that at the boundary between region 1 and 2 in Table 2. Set its vapour fraction to 0
(saturated liquid).
4. Connect stream 5a to the tube-side inlet of E-100b, and stream 5b as its outlet. DO
NOT CONNECT THE STEAM LINES YET. On the Design Parameters page, select
Exchanger Design (Weighted). On the Worksheet page, set the pressure of stream 5b to
that at the boundary between region 2 and 3 in Table 2, and its vapour fraction to 1
(saturated vapor).
5. Connect stream 5b to the tube-side inlet of E-100c, and stream 5 as its outlet. On the
Design Parameters page, select Exchanger Design (Weighted). On the Worksheet page,
set the outlet pressure and temperature of stream 5 to those in the bottom row of Table
2.
6. All of the butane streams should now have converged. If not, figure out why and fix it.
If so, you are ready to add the steam lines, from right to left.
7. Connect hps to the shell-side inlet of E-100c and hps-c to its outlet. Change the basis
for the shell side to basis-2 (for water and the ASME or NBS steam fluid package). On
Worksheet Composition, specify the hps as mole fraction 1 of water. On Worksheet
Conditions set the P of hps to that shown in the bottom row of Table 3, its vapour
fraction to 1, and its mass flow rate to 2967 kg/h. E-100c should now converge.
8. Connect hps-c to the shell-side inlet of E-100b and hps-b to its outlet. Change the basis
for the shell side to basis-2. On the Worksheet set the pressure for hps-b to that
between regions 2 and 3 of Table 3. E-100b should now converge.

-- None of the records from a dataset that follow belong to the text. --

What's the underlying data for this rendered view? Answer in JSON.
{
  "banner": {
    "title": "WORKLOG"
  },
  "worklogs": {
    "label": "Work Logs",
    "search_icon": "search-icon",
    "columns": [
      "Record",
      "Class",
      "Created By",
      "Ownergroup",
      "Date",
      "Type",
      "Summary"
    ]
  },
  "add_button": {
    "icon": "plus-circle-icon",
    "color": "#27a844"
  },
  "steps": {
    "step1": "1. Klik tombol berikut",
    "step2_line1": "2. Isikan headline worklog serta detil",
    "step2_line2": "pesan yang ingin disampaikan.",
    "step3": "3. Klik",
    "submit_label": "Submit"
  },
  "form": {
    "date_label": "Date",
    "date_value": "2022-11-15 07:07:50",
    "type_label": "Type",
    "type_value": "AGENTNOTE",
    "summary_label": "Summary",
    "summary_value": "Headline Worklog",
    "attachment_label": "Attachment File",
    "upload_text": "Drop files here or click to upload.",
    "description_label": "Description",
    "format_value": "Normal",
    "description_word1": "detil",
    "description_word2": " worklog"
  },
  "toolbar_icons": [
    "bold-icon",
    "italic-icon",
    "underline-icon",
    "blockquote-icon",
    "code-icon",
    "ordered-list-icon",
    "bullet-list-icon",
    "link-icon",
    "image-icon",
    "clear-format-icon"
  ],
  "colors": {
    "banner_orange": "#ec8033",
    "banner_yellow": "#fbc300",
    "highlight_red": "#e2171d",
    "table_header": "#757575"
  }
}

9. Connect hps-b to the shell-side inlet of E-100a and bfw to its outlet. Change the basis
for the shell side to basis-2. On the Worksheet set the pressure for bfw to that in the top

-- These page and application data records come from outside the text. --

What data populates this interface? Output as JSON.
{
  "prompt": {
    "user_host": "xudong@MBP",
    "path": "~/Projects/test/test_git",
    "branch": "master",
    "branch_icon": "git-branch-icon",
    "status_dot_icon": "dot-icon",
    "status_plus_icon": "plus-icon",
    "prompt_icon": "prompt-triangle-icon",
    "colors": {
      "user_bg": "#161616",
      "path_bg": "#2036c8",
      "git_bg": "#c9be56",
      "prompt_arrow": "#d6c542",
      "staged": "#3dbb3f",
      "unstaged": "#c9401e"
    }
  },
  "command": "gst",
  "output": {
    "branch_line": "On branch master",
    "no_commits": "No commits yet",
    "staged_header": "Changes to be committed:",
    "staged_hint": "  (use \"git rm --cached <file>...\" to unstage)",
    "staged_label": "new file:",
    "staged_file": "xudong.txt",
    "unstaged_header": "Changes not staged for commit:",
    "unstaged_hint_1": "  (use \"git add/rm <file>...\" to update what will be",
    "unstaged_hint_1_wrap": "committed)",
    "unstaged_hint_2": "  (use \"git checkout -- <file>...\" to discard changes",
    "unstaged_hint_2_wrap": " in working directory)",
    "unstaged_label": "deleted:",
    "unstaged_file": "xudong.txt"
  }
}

row of Table 3. If you did everything right, everything should converge and the vapour
fraction should be 0 for the bfw.
10. Compare the UA for each fictitious heat exchanger with that for that part of the real
exchanger, obtainable via the cumulative UA values in the last column of Table 1 or 2.

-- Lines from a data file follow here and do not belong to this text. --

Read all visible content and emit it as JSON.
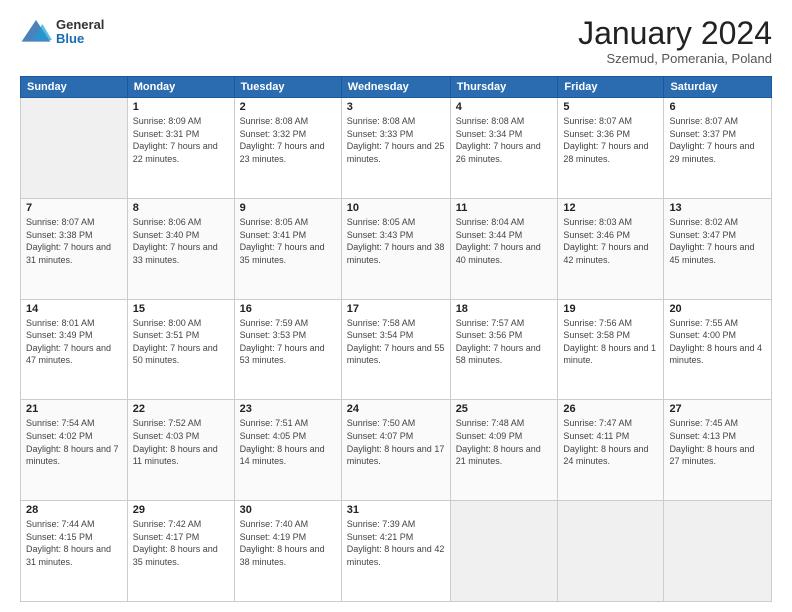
{
  "header": {
    "logo": {
      "general": "General",
      "blue": "Blue"
    },
    "title": "January 2024",
    "subtitle": "Szemud, Pomerania, Poland"
  },
  "days_of_week": [
    "Sunday",
    "Monday",
    "Tuesday",
    "Wednesday",
    "Thursday",
    "Friday",
    "Saturday"
  ],
  "weeks": [
    [
      {
        "day": "",
        "sunrise": "",
        "sunset": "",
        "daylight": "",
        "empty": true
      },
      {
        "day": "1",
        "sunrise": "Sunrise: 8:09 AM",
        "sunset": "Sunset: 3:31 PM",
        "daylight": "Daylight: 7 hours and 22 minutes."
      },
      {
        "day": "2",
        "sunrise": "Sunrise: 8:08 AM",
        "sunset": "Sunset: 3:32 PM",
        "daylight": "Daylight: 7 hours and 23 minutes."
      },
      {
        "day": "3",
        "sunrise": "Sunrise: 8:08 AM",
        "sunset": "Sunset: 3:33 PM",
        "daylight": "Daylight: 7 hours and 25 minutes."
      },
      {
        "day": "4",
        "sunrise": "Sunrise: 8:08 AM",
        "sunset": "Sunset: 3:34 PM",
        "daylight": "Daylight: 7 hours and 26 minutes."
      },
      {
        "day": "5",
        "sunrise": "Sunrise: 8:07 AM",
        "sunset": "Sunset: 3:36 PM",
        "daylight": "Daylight: 7 hours and 28 minutes."
      },
      {
        "day": "6",
        "sunrise": "Sunrise: 8:07 AM",
        "sunset": "Sunset: 3:37 PM",
        "daylight": "Daylight: 7 hours and 29 minutes."
      }
    ],
    [
      {
        "day": "7",
        "sunrise": "Sunrise: 8:07 AM",
        "sunset": "Sunset: 3:38 PM",
        "daylight": "Daylight: 7 hours and 31 minutes."
      },
      {
        "day": "8",
        "sunrise": "Sunrise: 8:06 AM",
        "sunset": "Sunset: 3:40 PM",
        "daylight": "Daylight: 7 hours and 33 minutes."
      },
      {
        "day": "9",
        "sunrise": "Sunrise: 8:05 AM",
        "sunset": "Sunset: 3:41 PM",
        "daylight": "Daylight: 7 hours and 35 minutes."
      },
      {
        "day": "10",
        "sunrise": "Sunrise: 8:05 AM",
        "sunset": "Sunset: 3:43 PM",
        "daylight": "Daylight: 7 hours and 38 minutes."
      },
      {
        "day": "11",
        "sunrise": "Sunrise: 8:04 AM",
        "sunset": "Sunset: 3:44 PM",
        "daylight": "Daylight: 7 hours and 40 minutes."
      },
      {
        "day": "12",
        "sunrise": "Sunrise: 8:03 AM",
        "sunset": "Sunset: 3:46 PM",
        "daylight": "Daylight: 7 hours and 42 minutes."
      },
      {
        "day": "13",
        "sunrise": "Sunrise: 8:02 AM",
        "sunset": "Sunset: 3:47 PM",
        "daylight": "Daylight: 7 hours and 45 minutes."
      }
    ],
    [
      {
        "day": "14",
        "sunrise": "Sunrise: 8:01 AM",
        "sunset": "Sunset: 3:49 PM",
        "daylight": "Daylight: 7 hours and 47 minutes."
      },
      {
        "day": "15",
        "sunrise": "Sunrise: 8:00 AM",
        "sunset": "Sunset: 3:51 PM",
        "daylight": "Daylight: 7 hours and 50 minutes."
      },
      {
        "day": "16",
        "sunrise": "Sunrise: 7:59 AM",
        "sunset": "Sunset: 3:53 PM",
        "daylight": "Daylight: 7 hours and 53 minutes."
      },
      {
        "day": "17",
        "sunrise": "Sunrise: 7:58 AM",
        "sunset": "Sunset: 3:54 PM",
        "daylight": "Daylight: 7 hours and 55 minutes."
      },
      {
        "day": "18",
        "sunrise": "Sunrise: 7:57 AM",
        "sunset": "Sunset: 3:56 PM",
        "daylight": "Daylight: 7 hours and 58 minutes."
      },
      {
        "day": "19",
        "sunrise": "Sunrise: 7:56 AM",
        "sunset": "Sunset: 3:58 PM",
        "daylight": "Daylight: 8 hours and 1 minute."
      },
      {
        "day": "20",
        "sunrise": "Sunrise: 7:55 AM",
        "sunset": "Sunset: 4:00 PM",
        "daylight": "Daylight: 8 hours and 4 minutes."
      }
    ],
    [
      {
        "day": "21",
        "sunrise": "Sunrise: 7:54 AM",
        "sunset": "Sunset: 4:02 PM",
        "daylight": "Daylight: 8 hours and 7 minutes."
      },
      {
        "day": "22",
        "sunrise": "Sunrise: 7:52 AM",
        "sunset": "Sunset: 4:03 PM",
        "daylight": "Daylight: 8 hours and 11 minutes."
      },
      {
        "day": "23",
        "sunrise": "Sunrise: 7:51 AM",
        "sunset": "Sunset: 4:05 PM",
        "daylight": "Daylight: 8 hours and 14 minutes."
      },
      {
        "day": "24",
        "sunrise": "Sunrise: 7:50 AM",
        "sunset": "Sunset: 4:07 PM",
        "daylight": "Daylight: 8 hours and 17 minutes."
      },
      {
        "day": "25",
        "sunrise": "Sunrise: 7:48 AM",
        "sunset": "Sunset: 4:09 PM",
        "daylight": "Daylight: 8 hours and 21 minutes."
      },
      {
        "day": "26",
        "sunrise": "Sunrise: 7:47 AM",
        "sunset": "Sunset: 4:11 PM",
        "daylight": "Daylight: 8 hours and 24 minutes."
      },
      {
        "day": "27",
        "sunrise": "Sunrise: 7:45 AM",
        "sunset": "Sunset: 4:13 PM",
        "daylight": "Daylight: 8 hours and 27 minutes."
      }
    ],
    [
      {
        "day": "28",
        "sunrise": "Sunrise: 7:44 AM",
        "sunset": "Sunset: 4:15 PM",
        "daylight": "Daylight: 8 hours and 31 minutes."
      },
      {
        "day": "29",
        "sunrise": "Sunrise: 7:42 AM",
        "sunset": "Sunset: 4:17 PM",
        "daylight": "Daylight: 8 hours and 35 minutes."
      },
      {
        "day": "30",
        "sunrise": "Sunrise: 7:40 AM",
        "sunset": "Sunset: 4:19 PM",
        "daylight": "Daylight: 8 hours and 38 minutes."
      },
      {
        "day": "31",
        "sunrise": "Sunrise: 7:39 AM",
        "sunset": "Sunset: 4:21 PM",
        "daylight": "Daylight: 8 hours and 42 minutes."
      },
      {
        "day": "",
        "sunrise": "",
        "sunset": "",
        "daylight": "",
        "empty": true
      },
      {
        "day": "",
        "sunrise": "",
        "sunset": "",
        "daylight": "",
        "empty": true
      },
      {
        "day": "",
        "sunrise": "",
        "sunset": "",
        "daylight": "",
        "empty": true
      }
    ]
  ]
}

11. Calculate the areas of the three fictitious heat exchanger using the methods of
http://people.clarkson.edu/~wilcox/Design/hxsizing.htm. Add these together to get the
total area of E-100.

The HYSYS workbook for this simulation is shown below.















Table 3. Resulting HYSYS workbook. Data in blue are specified, those in black calculated by HYSYS.